__TASK BRIEF__
Go through the records and copy each line where the word "Model" occurs.

__PROVIDED RECORDS__

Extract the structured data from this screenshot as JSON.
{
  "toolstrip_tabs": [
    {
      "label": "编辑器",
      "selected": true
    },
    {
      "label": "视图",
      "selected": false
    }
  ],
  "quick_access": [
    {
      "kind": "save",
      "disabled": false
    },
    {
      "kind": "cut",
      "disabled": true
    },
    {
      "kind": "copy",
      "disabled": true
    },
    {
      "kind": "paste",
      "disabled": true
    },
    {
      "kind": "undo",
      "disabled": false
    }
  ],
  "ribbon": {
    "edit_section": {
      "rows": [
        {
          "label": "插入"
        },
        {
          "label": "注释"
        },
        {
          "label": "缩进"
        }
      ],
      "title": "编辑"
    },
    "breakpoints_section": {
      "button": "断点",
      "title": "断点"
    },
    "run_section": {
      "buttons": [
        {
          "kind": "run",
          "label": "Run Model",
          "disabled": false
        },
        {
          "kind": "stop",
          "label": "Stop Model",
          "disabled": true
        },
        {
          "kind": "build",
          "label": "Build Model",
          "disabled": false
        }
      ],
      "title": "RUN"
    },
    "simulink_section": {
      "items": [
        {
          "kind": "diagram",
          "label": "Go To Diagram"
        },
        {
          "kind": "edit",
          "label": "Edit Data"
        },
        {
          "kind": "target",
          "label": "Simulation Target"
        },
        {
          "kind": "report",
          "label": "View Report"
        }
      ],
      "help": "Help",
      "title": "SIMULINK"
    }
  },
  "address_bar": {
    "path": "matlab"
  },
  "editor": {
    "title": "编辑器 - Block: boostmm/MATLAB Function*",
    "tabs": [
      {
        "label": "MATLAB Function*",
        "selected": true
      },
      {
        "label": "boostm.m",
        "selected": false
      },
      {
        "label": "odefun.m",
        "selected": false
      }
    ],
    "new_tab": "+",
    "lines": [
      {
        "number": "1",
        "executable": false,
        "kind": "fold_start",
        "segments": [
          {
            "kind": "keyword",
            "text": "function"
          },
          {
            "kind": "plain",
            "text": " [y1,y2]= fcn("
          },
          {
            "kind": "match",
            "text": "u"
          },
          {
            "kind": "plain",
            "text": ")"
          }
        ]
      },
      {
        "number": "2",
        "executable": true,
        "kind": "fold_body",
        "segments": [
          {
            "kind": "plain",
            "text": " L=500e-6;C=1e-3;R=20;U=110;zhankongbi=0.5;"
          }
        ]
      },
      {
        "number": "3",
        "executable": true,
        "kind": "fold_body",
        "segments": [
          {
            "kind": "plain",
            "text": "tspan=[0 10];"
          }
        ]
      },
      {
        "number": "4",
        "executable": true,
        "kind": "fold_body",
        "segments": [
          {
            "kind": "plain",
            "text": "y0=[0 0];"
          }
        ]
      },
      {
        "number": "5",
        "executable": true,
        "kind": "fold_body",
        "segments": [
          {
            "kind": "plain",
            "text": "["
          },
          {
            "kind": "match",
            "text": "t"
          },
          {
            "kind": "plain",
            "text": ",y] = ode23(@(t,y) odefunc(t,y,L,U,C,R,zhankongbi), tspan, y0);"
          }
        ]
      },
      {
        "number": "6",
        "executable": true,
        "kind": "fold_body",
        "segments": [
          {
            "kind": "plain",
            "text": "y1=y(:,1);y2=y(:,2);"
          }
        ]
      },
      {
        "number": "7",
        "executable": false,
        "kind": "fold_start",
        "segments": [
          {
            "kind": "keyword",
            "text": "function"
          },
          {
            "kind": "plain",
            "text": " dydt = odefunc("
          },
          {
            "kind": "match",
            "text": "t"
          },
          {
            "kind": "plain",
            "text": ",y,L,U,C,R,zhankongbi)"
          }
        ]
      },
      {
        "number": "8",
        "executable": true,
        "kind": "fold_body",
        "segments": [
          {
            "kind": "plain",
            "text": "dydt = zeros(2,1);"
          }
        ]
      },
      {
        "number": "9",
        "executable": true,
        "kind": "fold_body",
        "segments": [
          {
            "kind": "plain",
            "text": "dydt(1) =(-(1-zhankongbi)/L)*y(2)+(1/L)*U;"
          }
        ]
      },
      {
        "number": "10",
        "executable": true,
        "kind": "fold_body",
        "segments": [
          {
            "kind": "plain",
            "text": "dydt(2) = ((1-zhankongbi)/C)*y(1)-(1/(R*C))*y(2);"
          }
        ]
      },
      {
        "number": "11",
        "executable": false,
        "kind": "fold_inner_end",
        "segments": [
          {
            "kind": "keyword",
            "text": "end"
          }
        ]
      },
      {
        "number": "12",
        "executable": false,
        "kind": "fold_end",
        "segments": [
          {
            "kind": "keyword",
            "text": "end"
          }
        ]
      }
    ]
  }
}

__ANSWER FOR THIS EXERCISE__
          "label": "Run Model",
          "label": "Stop Model",
          "label": "Build Model",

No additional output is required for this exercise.